(Material shown Opens)
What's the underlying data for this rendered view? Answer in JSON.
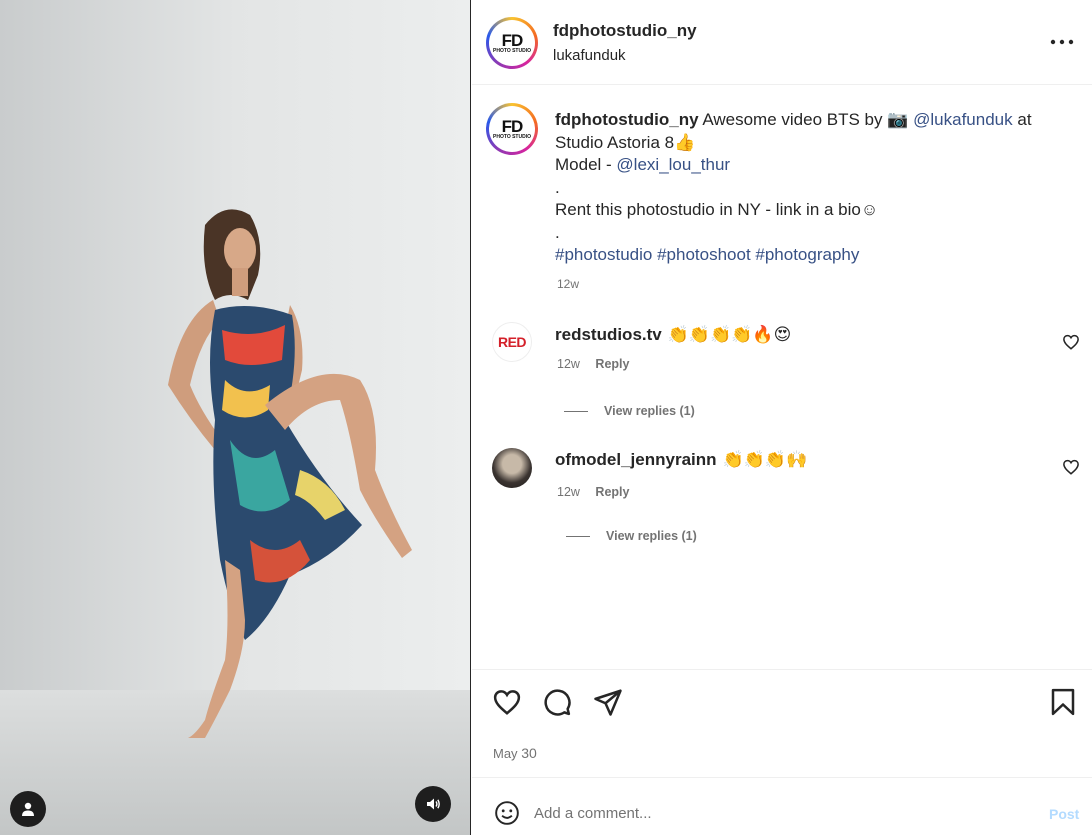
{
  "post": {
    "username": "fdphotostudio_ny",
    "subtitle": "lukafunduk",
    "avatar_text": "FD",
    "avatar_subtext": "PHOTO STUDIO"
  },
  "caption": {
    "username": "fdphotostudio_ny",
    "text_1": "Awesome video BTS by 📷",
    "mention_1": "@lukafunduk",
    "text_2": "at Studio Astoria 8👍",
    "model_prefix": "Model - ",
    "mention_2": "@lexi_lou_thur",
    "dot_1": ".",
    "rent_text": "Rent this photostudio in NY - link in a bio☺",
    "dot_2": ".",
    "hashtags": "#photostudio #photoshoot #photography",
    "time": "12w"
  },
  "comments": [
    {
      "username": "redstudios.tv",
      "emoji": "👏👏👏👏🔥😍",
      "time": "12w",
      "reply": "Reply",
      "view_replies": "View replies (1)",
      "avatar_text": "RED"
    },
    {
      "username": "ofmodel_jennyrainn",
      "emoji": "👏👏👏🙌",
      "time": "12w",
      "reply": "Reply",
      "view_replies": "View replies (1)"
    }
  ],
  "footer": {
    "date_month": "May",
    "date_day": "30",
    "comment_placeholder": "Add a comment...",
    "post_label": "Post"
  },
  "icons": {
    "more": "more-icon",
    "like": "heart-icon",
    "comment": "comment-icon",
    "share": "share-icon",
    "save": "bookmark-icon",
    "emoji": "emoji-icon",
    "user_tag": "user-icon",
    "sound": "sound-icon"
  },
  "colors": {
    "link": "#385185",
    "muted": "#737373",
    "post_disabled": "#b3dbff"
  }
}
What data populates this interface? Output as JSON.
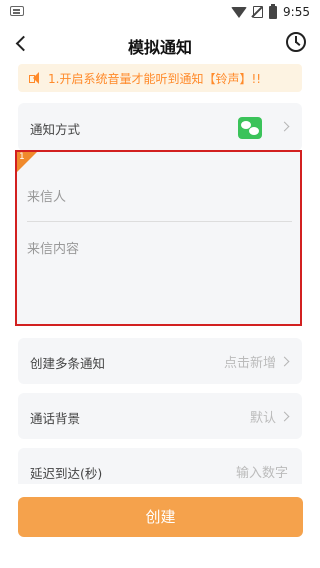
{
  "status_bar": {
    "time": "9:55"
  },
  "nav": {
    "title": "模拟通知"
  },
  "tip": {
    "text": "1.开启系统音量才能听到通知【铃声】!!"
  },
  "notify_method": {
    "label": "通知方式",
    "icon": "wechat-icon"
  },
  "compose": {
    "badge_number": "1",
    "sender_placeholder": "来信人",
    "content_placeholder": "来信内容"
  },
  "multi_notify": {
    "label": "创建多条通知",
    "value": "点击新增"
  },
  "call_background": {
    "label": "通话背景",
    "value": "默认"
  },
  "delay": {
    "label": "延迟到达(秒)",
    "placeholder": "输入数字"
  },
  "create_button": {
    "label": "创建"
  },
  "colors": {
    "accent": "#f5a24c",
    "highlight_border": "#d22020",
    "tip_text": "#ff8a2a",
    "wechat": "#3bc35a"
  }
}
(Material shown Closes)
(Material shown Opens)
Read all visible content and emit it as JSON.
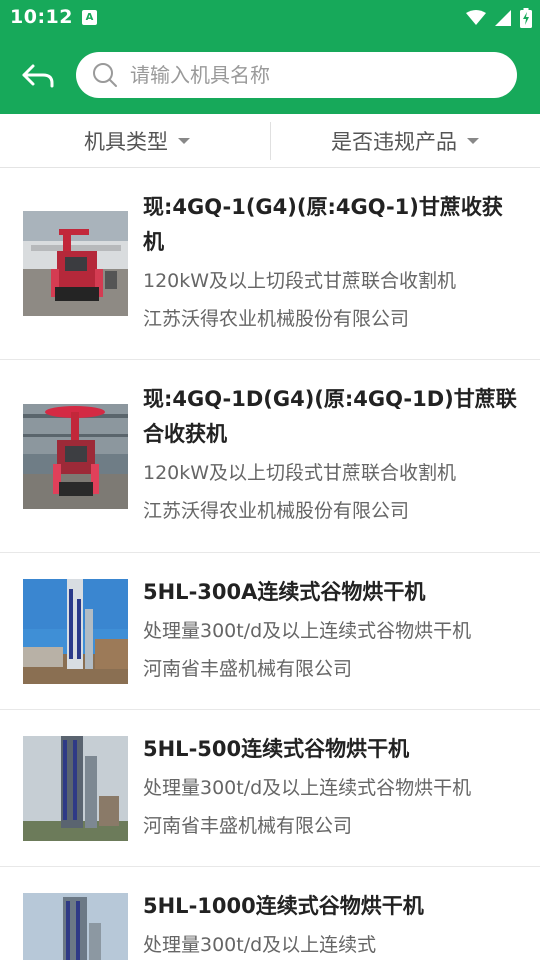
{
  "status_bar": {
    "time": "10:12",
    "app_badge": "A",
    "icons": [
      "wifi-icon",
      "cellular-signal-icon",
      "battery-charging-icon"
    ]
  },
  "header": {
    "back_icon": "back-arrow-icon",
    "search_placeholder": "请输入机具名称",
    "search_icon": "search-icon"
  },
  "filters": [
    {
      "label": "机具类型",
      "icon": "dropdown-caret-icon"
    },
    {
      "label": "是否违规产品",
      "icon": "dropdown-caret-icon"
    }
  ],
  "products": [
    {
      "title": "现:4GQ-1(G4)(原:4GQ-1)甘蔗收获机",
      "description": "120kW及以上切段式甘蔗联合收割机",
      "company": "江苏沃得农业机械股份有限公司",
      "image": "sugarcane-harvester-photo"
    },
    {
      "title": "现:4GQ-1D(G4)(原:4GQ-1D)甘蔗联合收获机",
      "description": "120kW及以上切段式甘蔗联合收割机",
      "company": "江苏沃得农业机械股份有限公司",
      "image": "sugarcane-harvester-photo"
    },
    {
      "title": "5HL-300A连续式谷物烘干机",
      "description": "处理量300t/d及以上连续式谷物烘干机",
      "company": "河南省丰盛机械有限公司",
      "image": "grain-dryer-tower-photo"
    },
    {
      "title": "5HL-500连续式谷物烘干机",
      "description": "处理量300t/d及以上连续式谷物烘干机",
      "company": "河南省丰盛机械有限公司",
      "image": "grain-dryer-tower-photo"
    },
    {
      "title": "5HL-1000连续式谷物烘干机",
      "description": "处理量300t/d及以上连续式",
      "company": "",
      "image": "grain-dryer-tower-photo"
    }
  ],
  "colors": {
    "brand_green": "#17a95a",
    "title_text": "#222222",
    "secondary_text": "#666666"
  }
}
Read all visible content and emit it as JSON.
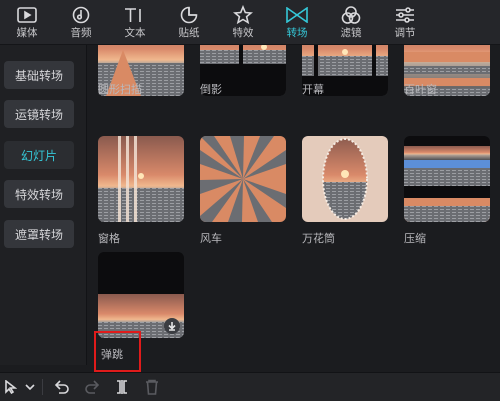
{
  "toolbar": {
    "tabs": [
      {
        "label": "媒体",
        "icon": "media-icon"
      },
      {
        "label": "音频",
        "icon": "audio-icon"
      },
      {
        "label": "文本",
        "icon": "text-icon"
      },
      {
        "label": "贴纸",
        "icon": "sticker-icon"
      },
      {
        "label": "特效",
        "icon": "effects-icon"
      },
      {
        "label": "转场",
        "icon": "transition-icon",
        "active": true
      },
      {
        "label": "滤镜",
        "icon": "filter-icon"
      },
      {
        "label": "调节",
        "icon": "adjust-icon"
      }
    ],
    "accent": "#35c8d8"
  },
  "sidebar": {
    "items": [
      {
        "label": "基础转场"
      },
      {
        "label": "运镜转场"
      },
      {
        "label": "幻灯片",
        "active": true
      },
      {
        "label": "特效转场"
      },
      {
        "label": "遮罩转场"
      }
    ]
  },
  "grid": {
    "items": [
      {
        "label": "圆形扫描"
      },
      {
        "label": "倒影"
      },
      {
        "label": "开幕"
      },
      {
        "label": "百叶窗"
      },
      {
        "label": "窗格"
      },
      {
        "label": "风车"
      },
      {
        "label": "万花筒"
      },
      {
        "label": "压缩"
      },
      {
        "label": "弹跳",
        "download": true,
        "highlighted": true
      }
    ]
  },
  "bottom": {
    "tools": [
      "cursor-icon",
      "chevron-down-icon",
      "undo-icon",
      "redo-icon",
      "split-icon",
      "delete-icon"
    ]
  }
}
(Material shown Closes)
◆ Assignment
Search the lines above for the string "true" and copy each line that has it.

◆ Answer to the exercise
        "active": true
        "active": true
        "download": true,
        "highlighted": true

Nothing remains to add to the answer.